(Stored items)
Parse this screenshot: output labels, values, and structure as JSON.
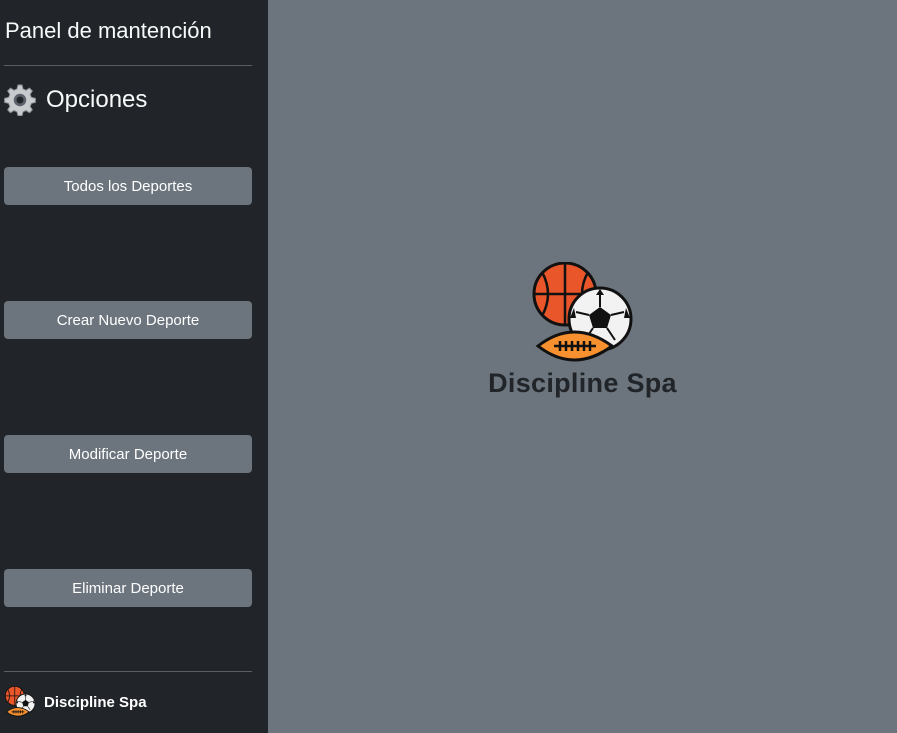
{
  "sidebar": {
    "title": "Panel de mantención",
    "options_heading": {
      "label": "Opciones",
      "icon": "gear-icon"
    },
    "buttons": [
      {
        "label": "Todos los Deportes"
      },
      {
        "label": "Crear Nuevo Deporte"
      },
      {
        "label": "Modificar Deporte"
      },
      {
        "label": "Eliminar Deporte"
      }
    ],
    "footer": {
      "brand_name": "Discipline Spa",
      "icon": "sports-balls-logo-icon"
    }
  },
  "main": {
    "brand_name": "Discipline Spa",
    "logo_icon": "sports-balls-logo-icon"
  },
  "colors": {
    "sidebar_bg": "#212529",
    "main_bg": "#6c757d",
    "button_bg": "#6c757d",
    "basketball": "#e8562a",
    "football": "#f7902f"
  }
}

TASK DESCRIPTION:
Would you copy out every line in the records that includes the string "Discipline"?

ANSWER TO THIS EXERCISE:
      "brand_name": "Discipline Spa",
    "brand_name": "Discipline Spa",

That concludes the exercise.